Parenting Center director Lori Cage said the center operates on a sliding scale and offers scholarships for people with low incomes. She said it is open to all, and every parent can benefit from some advice and help.
Credit Tegan Wendland / WWNO

“We pretty much cover everything from diapers to divorce,” said Cage. Psychologists, social workers and pediatricians volunteer to teach classes on topics such as CPR, car seat safety, breastfeeding and potty training.The center also hosts support groups and does outreach. Cage says last year it reached 28,000 parents in the region through special events and classes. 

Sonya Fay Willie is currently attending a 16-week course called Nurturing Skills. She has two small children, a four-year-old girl and a one-year-old boy, but she left them with dad for the night. She said learning about infant safety and CPR skills made her a more confident new mom.

“It’s been very encouraging and empowering because kids don’t come with instruction manuals,” said Willie. “Most of the time when we have children we think about our own parents and what they did and how we swore we would never do that, but in any given situation most people resort to what they know.”

That’s what social worker Lisa Donze-Jacob talked about at the Nurturing Skills class, where a handful of parents sat around a table and discussed discipline and table manners.

“We’ve kind of gotten away from the ‘you have to clean your plate,’ thing because it’s about control — and we have so many young people that come up with eating disorders and whatnot later on, that I never encourage that,” explained Donze-Jacob. She encouraged the parents to offer choices with clear consequences and rewards, rather than forcing their kids to clear their plates.

“Don’t use food as a threat or a reward, really. Well I mean, we all use ice cream as a reward, but not ‘You have to eat everything in order to get your ice cream,’” said Donze-Jacob.

This particular class focuses on communication, positive discipline and self-worth.

Willie said she’s enjoying the opportunity to develop family rules and guidelines, and picks up her homework from volunteer Melissa Dickerson after class.

“The family participates as a whole, it’s not just the parents participating and saying ‘This is it.’ Everybody gets to have their input on what the rules of the house are and the parents even get to abide by the rules as well,” explained Dickerson.

Willie joked, “I’m sure one of her first rules will be about when we get to have ice cream, because that’s really important to her right now.”

The center is run by St. Tammany Parish Hospital and serves people from all backgrounds. Some pay a small fee to attend while others are court-ordered. But the main goal is to serve everyone, not just parents with problems.

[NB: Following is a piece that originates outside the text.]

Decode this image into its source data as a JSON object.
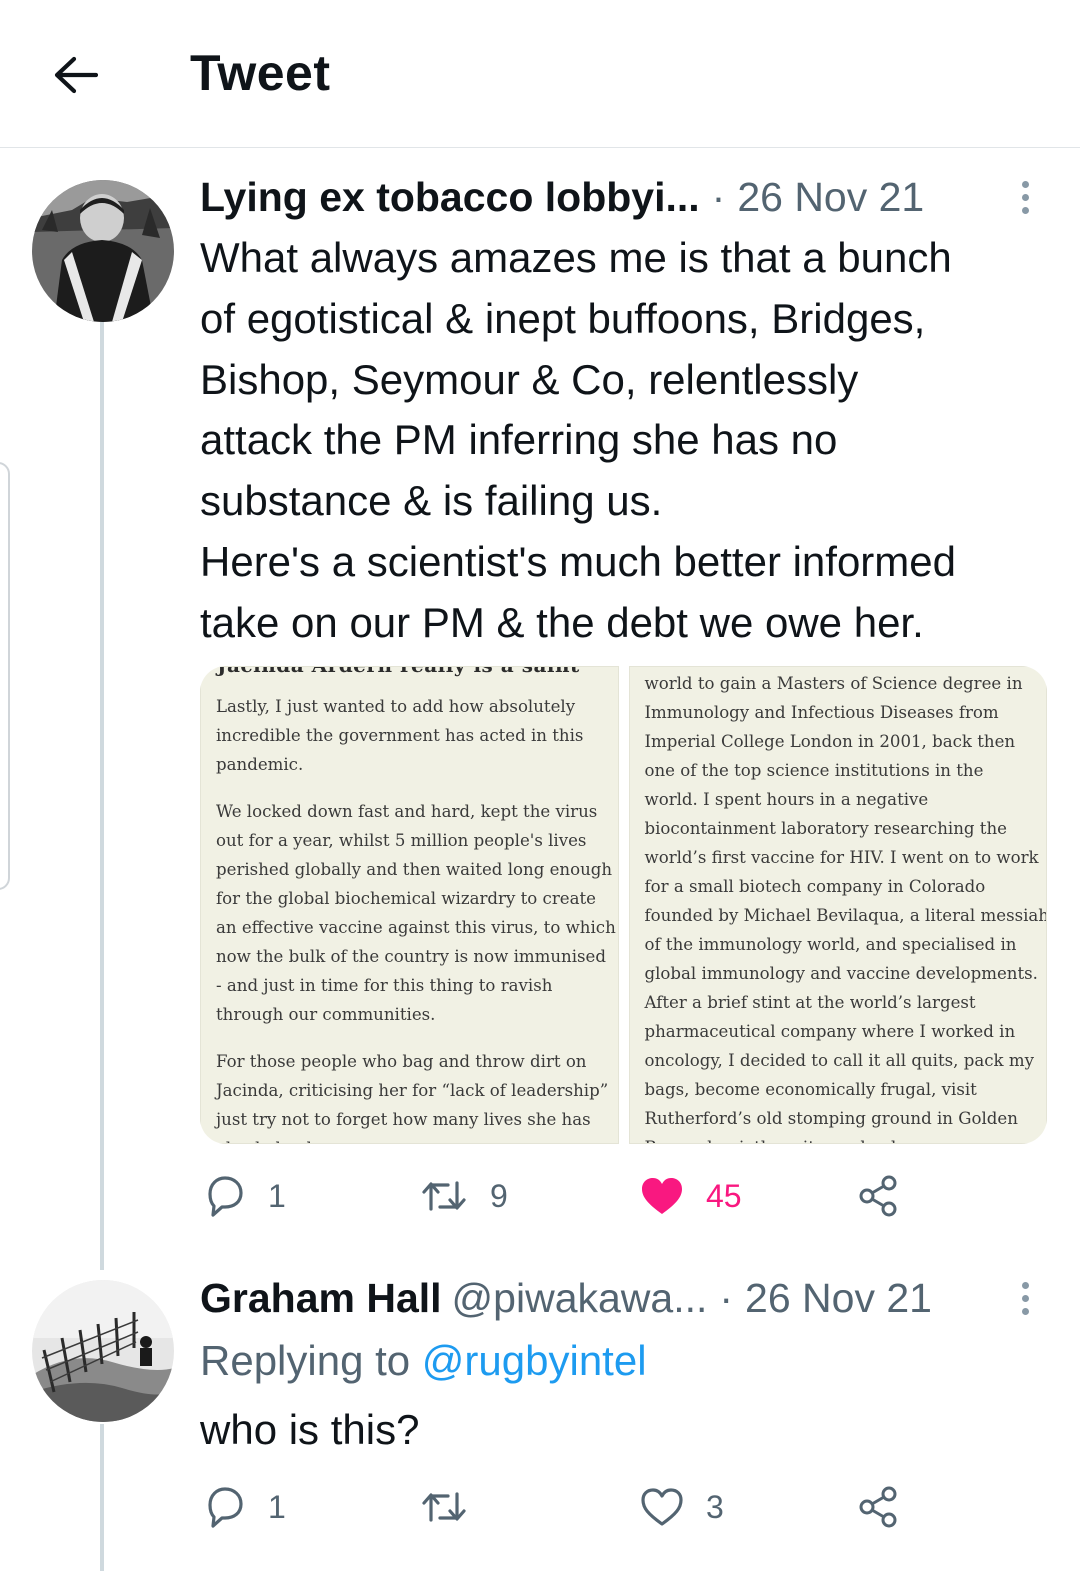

Cage explained, “Some people have a misconception that we’re going to tell you how to parent, that you’re doing something wrong or something right or what have you, and that’s really not what it’s about. It’s about giving you tools for your parenting tool chest, because all children are so different — and even the same child, something that works today may not work tomorrow.”

Part of that is simply through modeling healthy behavior. Most of the volunteers are parents who got involved through attending classes, and now aim to model positive interaction.

Cage said, “I think one of the most powerful things that we do is just to have a center where people can come, with their families, with their kids, and talk to other parents and find out that we’re all in the same boat.”

For Willie, that’s been really important. She’s been diagnosed with terminal cancer and doesn’t know how long she has left with her children. She wants to make sure she and her husband are doing the best they can.

“Knowing that my husband might be raising my children without me made it especially important that we both be on the same page, and that they get a good solid foundation from both of us while I’m here,” said Willie.

But she says, not matter what your situation, parenting is hard and everyone could use a little support.

Support for Northshore Focus comes from the Northshore Community Foundation.